The aim of the study was to evaluate a community-based human immunodeficiency virus (HIV) testing program for its capacity to reach men who have sex with men (MSM) and successfully refer HIV-positive patients to treatment.
A walk-in clinic placed in the heart of the Copenhagen MSM community provided sexually transmitted infection counseling and rapid HIV testing. In addition, syphilis testing and hepatitis B vaccination were offered. The clinic was staffed with specially trained, predominantly non–health care personnel, and services were anonymous and free of charge.

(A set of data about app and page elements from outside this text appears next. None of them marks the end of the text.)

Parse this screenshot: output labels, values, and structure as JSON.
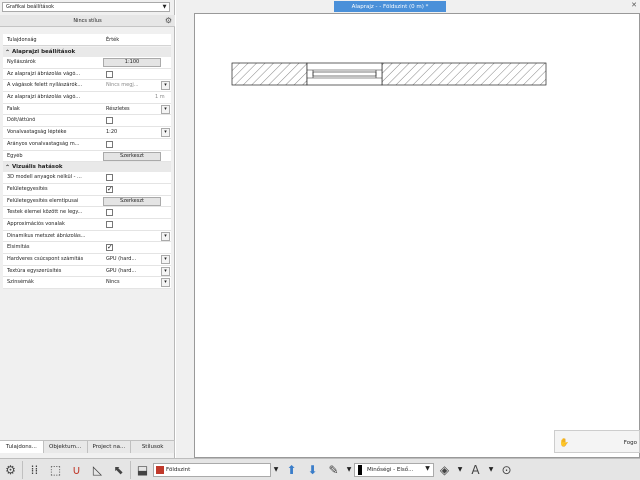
{
  "left_panel": {
    "view_select": "Grafikai beállítások",
    "panel_title": "Nincs stílus",
    "header": {
      "property": "Tulajdonság",
      "value": "Érték"
    },
    "sections": [
      {
        "title": "Alaprajzi beállítások",
        "rows": [
          {
            "label": "Nyilászárók",
            "type": "button",
            "value": "1:100"
          },
          {
            "label": "Az alaprajzi ábrázolás vágó...",
            "type": "checkbox",
            "checked": false
          },
          {
            "label": "A vágások felett nyílászárók...",
            "type": "dropdown-disabled",
            "value": "Nincs megj..."
          },
          {
            "label": "Az alaprajzi ábrázolás vágó...",
            "type": "unit-disabled",
            "value": "",
            "unit": "1 m"
          },
          {
            "label": "Falak",
            "type": "dropdown",
            "value": "Részletes"
          },
          {
            "label": "Dőlt/áttűnő",
            "type": "checkbox",
            "checked": false
          },
          {
            "label": "Vonalvastagság léptéke",
            "type": "dropdown",
            "value": "1:20"
          },
          {
            "label": "Arányos vonalvastagság m...",
            "type": "checkbox",
            "checked": false
          },
          {
            "label": "Egyéb",
            "type": "button",
            "value": "Szerkeszt"
          }
        ]
      },
      {
        "title": "Vizuális hatások",
        "rows": [
          {
            "label": "3D modell anyagok nélkül - ...",
            "type": "checkbox",
            "checked": false
          },
          {
            "label": "Felületegyesítés",
            "type": "checkbox",
            "checked": true
          },
          {
            "label": "Felületegyesítés elemtípusai",
            "type": "button",
            "value": "Szerkeszt"
          },
          {
            "label": "Testek élemei között ne legy...",
            "type": "checkbox",
            "checked": false
          },
          {
            "label": "Approximációs vonalak",
            "type": "checkbox",
            "checked": false
          },
          {
            "label": "Dinamikus metszet ábrázolás...",
            "type": "dropdown",
            "value": ""
          },
          {
            "label": "Élsimítás",
            "type": "checkbox",
            "checked": true
          },
          {
            "label": "Hardveres csúcspont számítás",
            "type": "dropdown",
            "value": "GPU (hard..."
          },
          {
            "label": "Textúra egyszerűsítés",
            "type": "dropdown",
            "value": "GPU (hard..."
          },
          {
            "label": "Színsémák",
            "type": "dropdown",
            "value": "Nincs"
          }
        ]
      }
    ],
    "tabs": [
      "Tulajdons...",
      "Objektum...",
      "Project na...",
      "Stílusok"
    ]
  },
  "document": {
    "tab_title": "Alaprajz - - Földszint (0 m) *",
    "close_glyph": "✕"
  },
  "notification": {
    "text": "Fogo"
  },
  "bottom_bar": {
    "story": "Földszint",
    "pen": "Minőségi - Első..."
  },
  "colors": {
    "accent_tab": "#4a90d9",
    "panel_bg": "#f0f0f0"
  }
}
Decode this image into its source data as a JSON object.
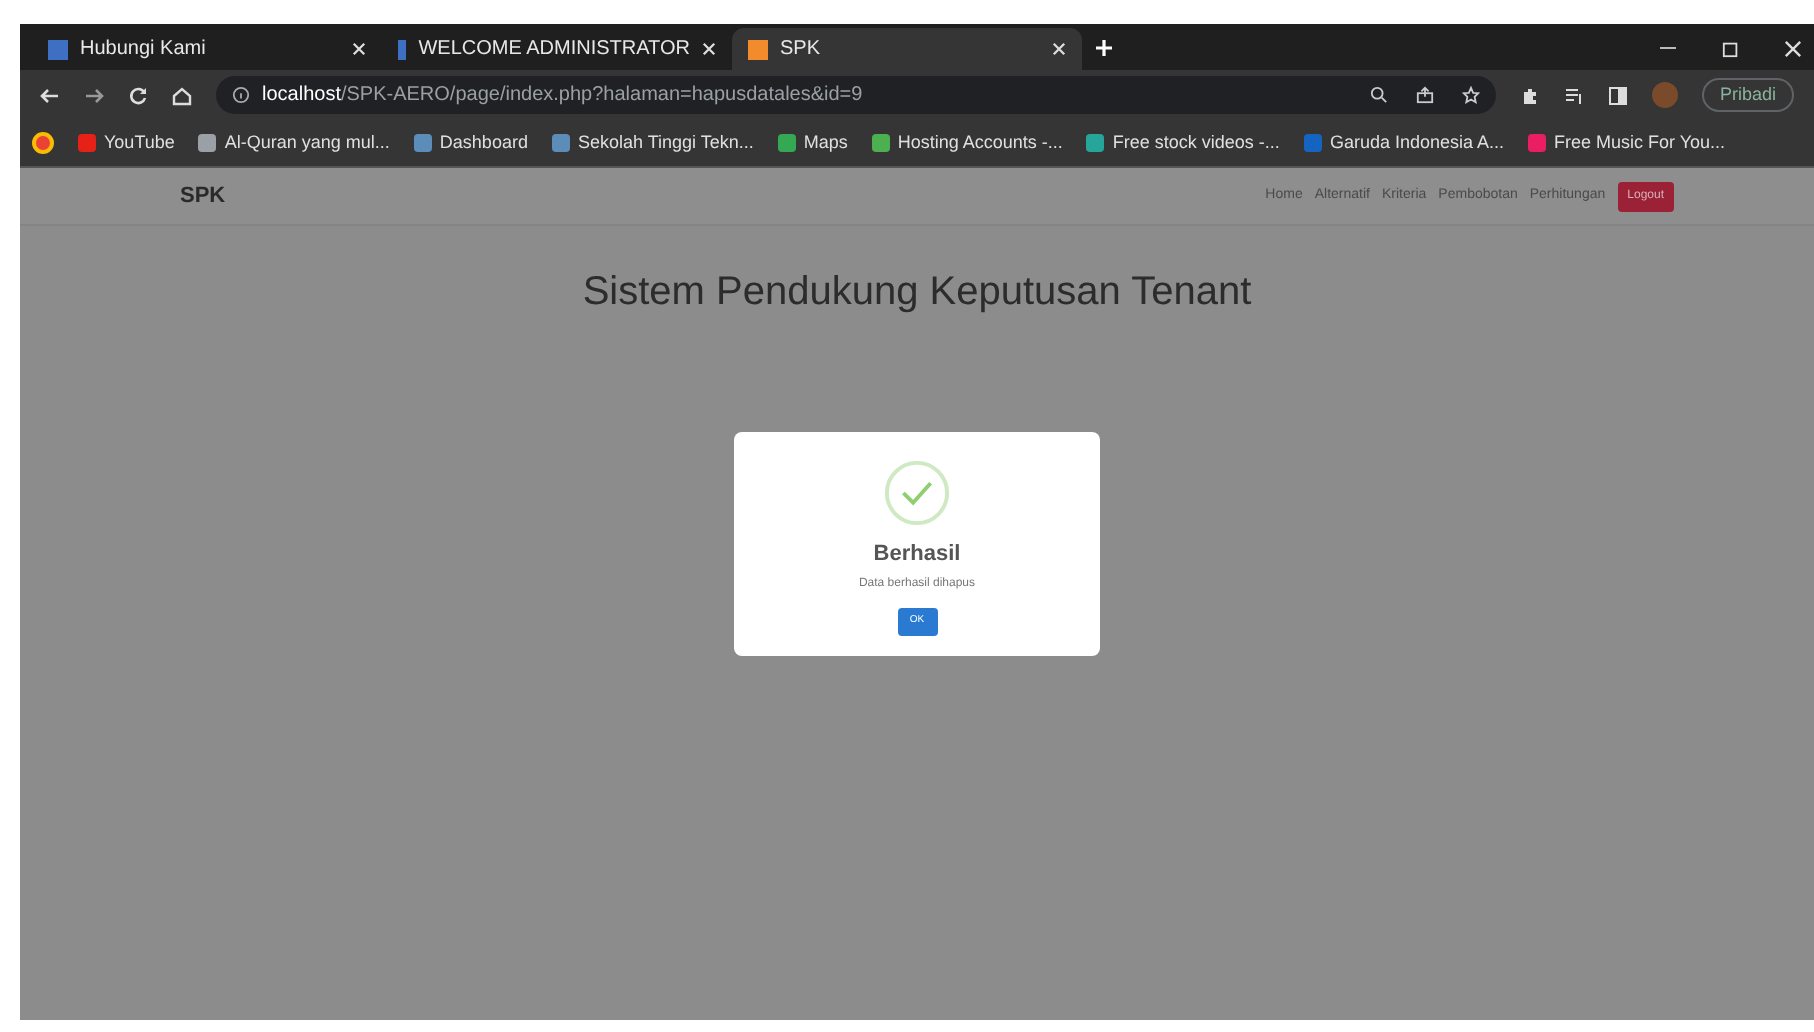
{
  "browser": {
    "tabs": [
      {
        "title": "Hubungi Kami",
        "selected": false
      },
      {
        "title": "WELCOME ADMINISTRATOR",
        "selected": false
      },
      {
        "title": "SPK",
        "selected": true
      }
    ],
    "address": {
      "host": "localhost",
      "path": "/SPK-AERO/page/index.php?halaman=hapusdatales&id=9"
    },
    "profile": "Pribadi",
    "bookmarks": [
      "YouTube",
      "Al-Quran yang mul...",
      "Dashboard",
      "Sekolah Tinggi Tekn...",
      "Maps",
      "Hosting Accounts -...",
      "Free stock videos -...",
      "Garuda Indonesia A...",
      "Free Music For You..."
    ]
  },
  "navbar": {
    "brand": "SPK",
    "links": [
      "Home",
      "Alternatif",
      "Kriteria",
      "Pembobotan",
      "Perhitungan"
    ],
    "logout": "Logout"
  },
  "page": {
    "title": "Sistem Pendukung Keputusan Tenant"
  },
  "dialog": {
    "title": "Berhasil",
    "message": "Data berhasil dihapus",
    "button": "OK"
  }
}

A total of 3012 HIV tests with concomitant counseling were performed between 2008 and 2012. The median age of users was 33 years (range, 16–73 years), 18% were non-Danish citizens, and 12% reported that this was their first HIV test. Thirty-eight individuals tested positive; however, 1 was found to be false positive by routine confirmatory testing. The remaining 37 users were true positive. All but 1 user was successfully linked to care at an infectious disease department and achieved full viral suppression after a median of 8 months (interquartile range, 5–19 months). The 37 positive patients accounted for 11% of all newly diagnosed HIV cases among MSM in Copenhagen in the period covered. Patients diagnosed in Checkpoint were younger than other newly diagnosed MSM, but had similar median CD4 counts at the time of diagnosis (420 [interquartile range, 260–590]). Seventy-six MSM (3%) were found syphilis positive in rapid testing and referred for confirmatory testing. Furthermore, 264 MSM completed a 3-shot hepatitis B vaccination program.

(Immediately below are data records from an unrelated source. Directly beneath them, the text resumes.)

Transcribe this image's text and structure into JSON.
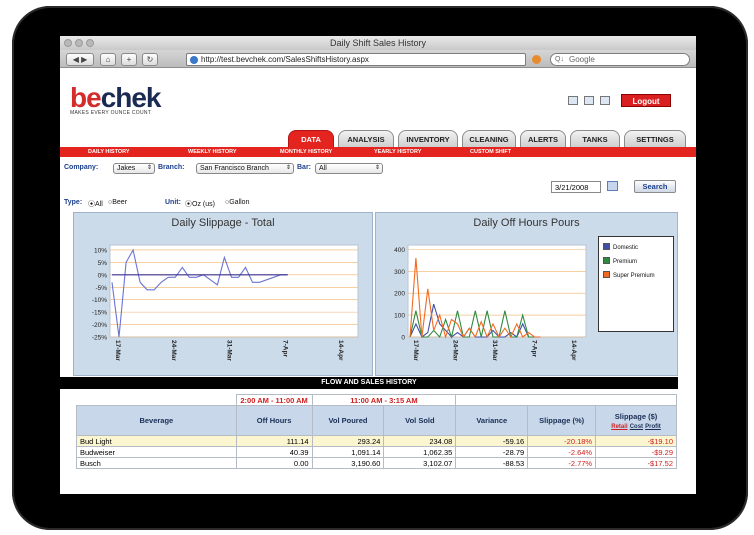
{
  "window": {
    "title": "Daily Shift Sales History"
  },
  "browser": {
    "url": "http://test.bevchek.com/SalesShiftsHistory.aspx",
    "search_placeholder": "Google",
    "search_prefix": "Q↓"
  },
  "app": {
    "logo_prefix": "be",
    "logo_suffix": "chek",
    "tagline": "MAKES EVERY OUNCE COUNT",
    "logout": "Logout"
  },
  "tabs": [
    "DATA",
    "ANALYSIS",
    "INVENTORY",
    "CLEANING",
    "ALERTS",
    "TANKS",
    "SETTINGS"
  ],
  "subnav": [
    "DAILY HISTORY",
    "WEEKLY HISTORY",
    "MONTHLY HISTORY",
    "YEARLY HISTORY",
    "CUSTOM SHIFT"
  ],
  "filters": {
    "company_label": "Company:",
    "company_value": "Jakes",
    "branch_label": "Branch:",
    "branch_value": "San Francisco Branch",
    "bar_label": "Bar:",
    "bar_value": "All",
    "date": "3/21/2008",
    "search": "Search",
    "type_label": "Type:",
    "type_all": "All",
    "type_beer": "Beer",
    "unit_label": "Unit:",
    "unit_oz": "Oz (us)",
    "unit_gallon": "Gallon"
  },
  "chart_data": [
    {
      "type": "line",
      "title": "Daily Slippage - Total",
      "y_ticks": [
        "10%",
        "5%",
        "0%",
        "-5%",
        "-10%",
        "-15%",
        "-20%",
        "-25%"
      ],
      "x_ticks": [
        "17-Mar",
        "24-Mar",
        "31-Mar",
        "7-Apr",
        "14-Apr"
      ],
      "ylim": [
        -25,
        12
      ],
      "series": [
        {
          "color": "#6b74d4",
          "values": [
            -3,
            -25,
            5,
            10,
            -3,
            -6,
            -6,
            -3,
            -1,
            -1,
            3,
            -1,
            -1,
            0,
            -2,
            -4,
            7,
            -1,
            -1,
            3,
            -3,
            -3,
            -2,
            -1,
            0,
            0
          ]
        },
        {
          "color": "#3b2e8c",
          "values": [
            0,
            0,
            0,
            0,
            0,
            0,
            0,
            0,
            0,
            0,
            0,
            0,
            0,
            0,
            0,
            0,
            0,
            0,
            0,
            0,
            0,
            0,
            0,
            0,
            0,
            0,
            0,
            0,
            0,
            0,
            0,
            0,
            0,
            0,
            0,
            0,
            0
          ]
        }
      ]
    },
    {
      "type": "line",
      "title": "Daily Off Hours Pours",
      "y_ticks": [
        "400",
        "300",
        "200",
        "100",
        "0"
      ],
      "x_ticks": [
        "17-Mar",
        "24-Mar",
        "31-Mar",
        "7-Apr",
        "14-Apr"
      ],
      "ylim": [
        0,
        420
      ],
      "series": [
        {
          "name": "Domestic",
          "color": "#3f4fa8",
          "values": [
            0,
            60,
            0,
            20,
            150,
            60,
            30,
            0,
            20,
            0,
            40,
            0,
            0,
            0,
            30,
            0,
            0,
            20,
            0,
            60,
            0,
            0,
            0
          ]
        },
        {
          "name": "Premium",
          "color": "#2e8b3e",
          "values": [
            0,
            120,
            0,
            0,
            30,
            0,
            80,
            0,
            120,
            0,
            0,
            120,
            0,
            120,
            0,
            0,
            120,
            0,
            0,
            100,
            0,
            0,
            0
          ]
        },
        {
          "name": "Super Premium",
          "color": "#f26a21",
          "values": [
            0,
            360,
            0,
            220,
            30,
            100,
            0,
            80,
            60,
            0,
            40,
            0,
            70,
            0,
            60,
            0,
            40,
            0,
            60,
            0,
            20,
            0,
            0
          ]
        }
      ]
    }
  ],
  "table": {
    "section_title": "FLOW AND SALES HISTORY",
    "range_off": "2:00 AM - 11:00 AM",
    "range_on": "11:00 AM - 3:15 AM",
    "headers": [
      "Beverage",
      "Off Hours",
      "Vol Poured",
      "Vol Sold",
      "Variance",
      "Slippage (%)",
      "Slippage ($)"
    ],
    "slip_links": [
      "Retail",
      "Cost",
      "Profit"
    ],
    "rows": [
      {
        "beverage": "Bud Light",
        "off": "111.14",
        "poured": "293.24",
        "sold": "234.08",
        "variance": "-59.16",
        "slip_pct": "-20.18%",
        "slip_usd": "-$19.10"
      },
      {
        "beverage": "Budweiser",
        "off": "40.39",
        "poured": "1,091.14",
        "sold": "1,062.35",
        "variance": "-28.79",
        "slip_pct": "-2.64%",
        "slip_usd": "-$9.29"
      },
      {
        "beverage": "Busch",
        "off": "0.00",
        "poured": "3,190.60",
        "sold": "3,102.07",
        "variance": "-88.53",
        "slip_pct": "-2.77%",
        "slip_usd": "-$17.52"
      }
    ]
  }
}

Easily accessible, community walk-in clinics and targeted testing in high-risk settings are convenient for populations of MSM less likely to seek out the established health care system. Checkpoint diagnosed 37 new HIV cases, posed no barrier to successful linkage to care, was noninferior in quickly reducing community viral load, was cost-effective, reached younger MSM, and proved an ideal platform for trying out new interventions and test forms, which conventional health care providers have not yet embraced.
A community walk-in clinic providing sexually transmitted infection counseling, rapid HIV and syphilis testing, and hepatitis B vaccination proved effective in diagnosing and linking young HIV-infected men who have sex with men to care.

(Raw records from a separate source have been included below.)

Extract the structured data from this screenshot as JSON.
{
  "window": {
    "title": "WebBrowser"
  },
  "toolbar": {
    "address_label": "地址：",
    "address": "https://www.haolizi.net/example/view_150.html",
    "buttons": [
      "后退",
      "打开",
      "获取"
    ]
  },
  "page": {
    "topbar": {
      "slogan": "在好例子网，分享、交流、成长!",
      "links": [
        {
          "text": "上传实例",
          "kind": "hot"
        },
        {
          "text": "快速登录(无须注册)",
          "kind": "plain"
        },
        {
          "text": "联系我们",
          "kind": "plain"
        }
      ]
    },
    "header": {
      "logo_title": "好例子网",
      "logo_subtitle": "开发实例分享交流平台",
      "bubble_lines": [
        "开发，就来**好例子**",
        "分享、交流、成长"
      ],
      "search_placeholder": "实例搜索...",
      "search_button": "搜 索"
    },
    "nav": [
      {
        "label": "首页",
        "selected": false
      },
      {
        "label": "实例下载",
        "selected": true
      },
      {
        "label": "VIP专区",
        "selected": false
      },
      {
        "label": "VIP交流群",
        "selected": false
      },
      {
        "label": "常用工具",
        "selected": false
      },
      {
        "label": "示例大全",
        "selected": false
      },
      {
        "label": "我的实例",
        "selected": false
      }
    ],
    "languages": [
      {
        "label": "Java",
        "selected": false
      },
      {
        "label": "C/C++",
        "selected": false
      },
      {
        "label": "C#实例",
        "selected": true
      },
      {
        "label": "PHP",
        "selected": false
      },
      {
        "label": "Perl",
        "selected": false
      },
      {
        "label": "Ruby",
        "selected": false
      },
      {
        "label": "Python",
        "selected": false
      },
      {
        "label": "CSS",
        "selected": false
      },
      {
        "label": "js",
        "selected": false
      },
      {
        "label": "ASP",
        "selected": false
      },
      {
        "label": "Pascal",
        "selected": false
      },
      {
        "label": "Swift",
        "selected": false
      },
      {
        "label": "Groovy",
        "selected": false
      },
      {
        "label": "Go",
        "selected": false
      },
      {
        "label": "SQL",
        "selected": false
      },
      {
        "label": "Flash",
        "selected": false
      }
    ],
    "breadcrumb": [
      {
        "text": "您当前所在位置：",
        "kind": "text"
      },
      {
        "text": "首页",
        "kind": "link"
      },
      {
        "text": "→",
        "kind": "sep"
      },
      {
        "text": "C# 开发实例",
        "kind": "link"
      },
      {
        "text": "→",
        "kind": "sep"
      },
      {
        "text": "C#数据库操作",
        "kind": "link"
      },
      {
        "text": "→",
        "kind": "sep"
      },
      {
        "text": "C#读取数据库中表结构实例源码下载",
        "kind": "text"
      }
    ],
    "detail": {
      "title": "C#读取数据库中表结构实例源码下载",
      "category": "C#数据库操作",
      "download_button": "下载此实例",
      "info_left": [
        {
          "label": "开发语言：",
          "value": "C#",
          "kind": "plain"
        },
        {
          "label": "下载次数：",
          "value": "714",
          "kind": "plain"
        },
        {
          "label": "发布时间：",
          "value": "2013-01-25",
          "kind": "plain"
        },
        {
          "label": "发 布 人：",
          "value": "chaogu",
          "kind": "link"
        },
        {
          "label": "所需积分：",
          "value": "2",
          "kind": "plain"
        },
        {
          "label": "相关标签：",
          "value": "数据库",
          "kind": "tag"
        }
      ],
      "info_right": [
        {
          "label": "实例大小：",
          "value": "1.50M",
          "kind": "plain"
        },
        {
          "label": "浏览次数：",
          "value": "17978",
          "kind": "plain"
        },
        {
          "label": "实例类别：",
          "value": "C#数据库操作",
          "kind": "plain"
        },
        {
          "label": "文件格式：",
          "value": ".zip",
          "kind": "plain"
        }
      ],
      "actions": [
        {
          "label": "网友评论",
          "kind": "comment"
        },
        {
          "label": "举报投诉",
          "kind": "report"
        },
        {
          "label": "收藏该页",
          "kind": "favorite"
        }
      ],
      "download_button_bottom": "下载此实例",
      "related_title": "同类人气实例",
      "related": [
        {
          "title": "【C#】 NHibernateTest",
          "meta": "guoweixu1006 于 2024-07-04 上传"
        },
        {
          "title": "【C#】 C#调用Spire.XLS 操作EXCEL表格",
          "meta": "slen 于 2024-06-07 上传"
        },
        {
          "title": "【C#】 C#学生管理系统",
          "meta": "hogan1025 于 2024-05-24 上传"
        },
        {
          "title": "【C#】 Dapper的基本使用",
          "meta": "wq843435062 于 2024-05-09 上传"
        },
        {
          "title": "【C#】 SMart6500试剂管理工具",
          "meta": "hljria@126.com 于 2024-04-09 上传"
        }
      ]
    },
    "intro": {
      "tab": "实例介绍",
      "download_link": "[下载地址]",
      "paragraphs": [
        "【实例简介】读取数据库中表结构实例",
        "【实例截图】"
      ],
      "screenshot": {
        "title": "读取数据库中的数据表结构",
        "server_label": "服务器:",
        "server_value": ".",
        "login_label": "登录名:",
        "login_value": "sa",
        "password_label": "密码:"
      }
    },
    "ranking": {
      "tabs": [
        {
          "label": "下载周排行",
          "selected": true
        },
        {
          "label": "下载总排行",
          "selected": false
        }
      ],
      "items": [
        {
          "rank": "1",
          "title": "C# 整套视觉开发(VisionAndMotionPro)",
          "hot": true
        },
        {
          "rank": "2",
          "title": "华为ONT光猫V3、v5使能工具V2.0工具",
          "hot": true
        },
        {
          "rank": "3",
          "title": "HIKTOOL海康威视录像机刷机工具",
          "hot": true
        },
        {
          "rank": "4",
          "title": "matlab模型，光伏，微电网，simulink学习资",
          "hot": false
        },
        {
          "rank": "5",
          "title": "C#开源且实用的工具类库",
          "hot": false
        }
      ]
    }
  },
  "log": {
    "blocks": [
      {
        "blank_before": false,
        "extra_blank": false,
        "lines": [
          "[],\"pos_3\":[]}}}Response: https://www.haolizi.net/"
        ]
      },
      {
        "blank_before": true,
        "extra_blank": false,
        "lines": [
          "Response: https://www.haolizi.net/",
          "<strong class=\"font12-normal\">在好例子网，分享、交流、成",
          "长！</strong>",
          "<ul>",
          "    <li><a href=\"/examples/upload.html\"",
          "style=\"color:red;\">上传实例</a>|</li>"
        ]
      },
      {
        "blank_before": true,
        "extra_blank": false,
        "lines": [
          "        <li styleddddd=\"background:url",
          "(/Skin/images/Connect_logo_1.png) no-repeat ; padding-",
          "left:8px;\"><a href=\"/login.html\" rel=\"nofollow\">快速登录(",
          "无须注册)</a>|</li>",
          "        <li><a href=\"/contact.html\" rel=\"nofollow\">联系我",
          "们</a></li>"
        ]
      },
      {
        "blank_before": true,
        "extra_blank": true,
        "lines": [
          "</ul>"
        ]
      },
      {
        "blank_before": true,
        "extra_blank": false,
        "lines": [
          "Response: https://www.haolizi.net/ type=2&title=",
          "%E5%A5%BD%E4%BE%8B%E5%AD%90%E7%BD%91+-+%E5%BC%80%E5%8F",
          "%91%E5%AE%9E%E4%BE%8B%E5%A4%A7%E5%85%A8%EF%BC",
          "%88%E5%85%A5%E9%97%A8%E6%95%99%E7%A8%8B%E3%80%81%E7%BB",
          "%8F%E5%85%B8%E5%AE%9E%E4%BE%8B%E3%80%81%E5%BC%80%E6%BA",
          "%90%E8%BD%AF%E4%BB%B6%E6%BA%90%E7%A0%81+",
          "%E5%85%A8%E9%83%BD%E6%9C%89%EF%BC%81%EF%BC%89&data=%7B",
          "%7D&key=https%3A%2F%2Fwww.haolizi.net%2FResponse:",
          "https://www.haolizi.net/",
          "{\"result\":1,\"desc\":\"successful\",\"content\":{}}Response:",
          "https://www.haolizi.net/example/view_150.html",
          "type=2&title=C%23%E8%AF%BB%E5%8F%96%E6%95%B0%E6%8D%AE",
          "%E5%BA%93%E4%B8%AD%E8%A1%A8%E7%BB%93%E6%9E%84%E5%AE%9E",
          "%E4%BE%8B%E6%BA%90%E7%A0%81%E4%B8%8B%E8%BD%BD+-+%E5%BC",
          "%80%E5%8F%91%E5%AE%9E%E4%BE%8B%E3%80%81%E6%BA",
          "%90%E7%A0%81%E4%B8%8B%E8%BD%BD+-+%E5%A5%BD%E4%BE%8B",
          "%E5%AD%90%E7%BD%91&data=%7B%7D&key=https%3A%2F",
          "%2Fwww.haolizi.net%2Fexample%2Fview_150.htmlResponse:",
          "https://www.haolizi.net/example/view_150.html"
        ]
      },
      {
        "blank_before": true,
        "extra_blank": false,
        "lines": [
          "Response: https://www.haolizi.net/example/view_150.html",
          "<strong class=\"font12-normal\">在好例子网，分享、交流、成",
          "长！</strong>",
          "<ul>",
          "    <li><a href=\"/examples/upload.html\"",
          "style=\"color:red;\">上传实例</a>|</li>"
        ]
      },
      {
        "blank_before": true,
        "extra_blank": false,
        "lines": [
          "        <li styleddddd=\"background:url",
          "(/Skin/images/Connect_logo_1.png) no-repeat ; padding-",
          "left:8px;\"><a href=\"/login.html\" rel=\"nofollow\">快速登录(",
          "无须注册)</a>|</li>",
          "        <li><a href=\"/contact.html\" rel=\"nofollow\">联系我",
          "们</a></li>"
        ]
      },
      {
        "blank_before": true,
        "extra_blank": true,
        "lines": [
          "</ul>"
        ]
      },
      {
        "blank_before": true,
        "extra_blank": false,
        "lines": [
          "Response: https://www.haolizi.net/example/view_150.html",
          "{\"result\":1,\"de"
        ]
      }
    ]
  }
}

From the *Department of Infectious Diseases, Copenhagen University Hospital Rigshospitalet, Copenhagen, Denmark; †Department of Infectious Disease Epidemiology, Statens Serum Institut, Copenhagen, Denmark; and ‡Center for Sexology Research, Department of Clinical Medicine, Aalborg University, Aalborg, Denmark
Acknowledgments: The authors would like to thank past and present Copenhagen Checkpoint staff: Thomas B. Andersen, Sami Beji, Niels Brix, Tina Bruun, Mogens Caprani, Philippa Collins, Jan Fouchard, Michael Funch, Thomas Haansbæk, Jakob Haff, Jeppe Hald, Bent Hansen, Tonny Bønløkke Hertz, Morten Hougård, Lene Pors Jensen, Per Slaaen Kaye, Klaus Legau, Francois Pichon, Mie Rix, Solveig Roth, Gyda Svanberg, Hanne Sørensen, Morten Vaagholt, and Jes Vitting. A special thanks to Jan Gerstoft, Niels Obel, and Lars Mathiesen and the staff at the Infectious Disease Departments of Rigshospitalet and Hvidovre Hospital.
Author’s contributions: T.Q.: study design, data collection, data analysis, writing of the manuscript; S.C.: data analysis and draft manuscript reading; C.G.: conceptualization and draft manuscript reading; and M.H.: study design, data analysis, and draft article reading. All authors read and approved the final manuscript.
The authors declare that they have no competing interests.
Correspondence: Tavs Qvist, MD, Department of Infectious Diseases, Copenhagen University Hospital Rigshospitalet, Blegdamsvej 9, Copenhagen Ø, DK-2100, Denmark. E-mail: firstname.lastname@example.org.
Received for publication August 30, 2013, and accepted December 19, 2013.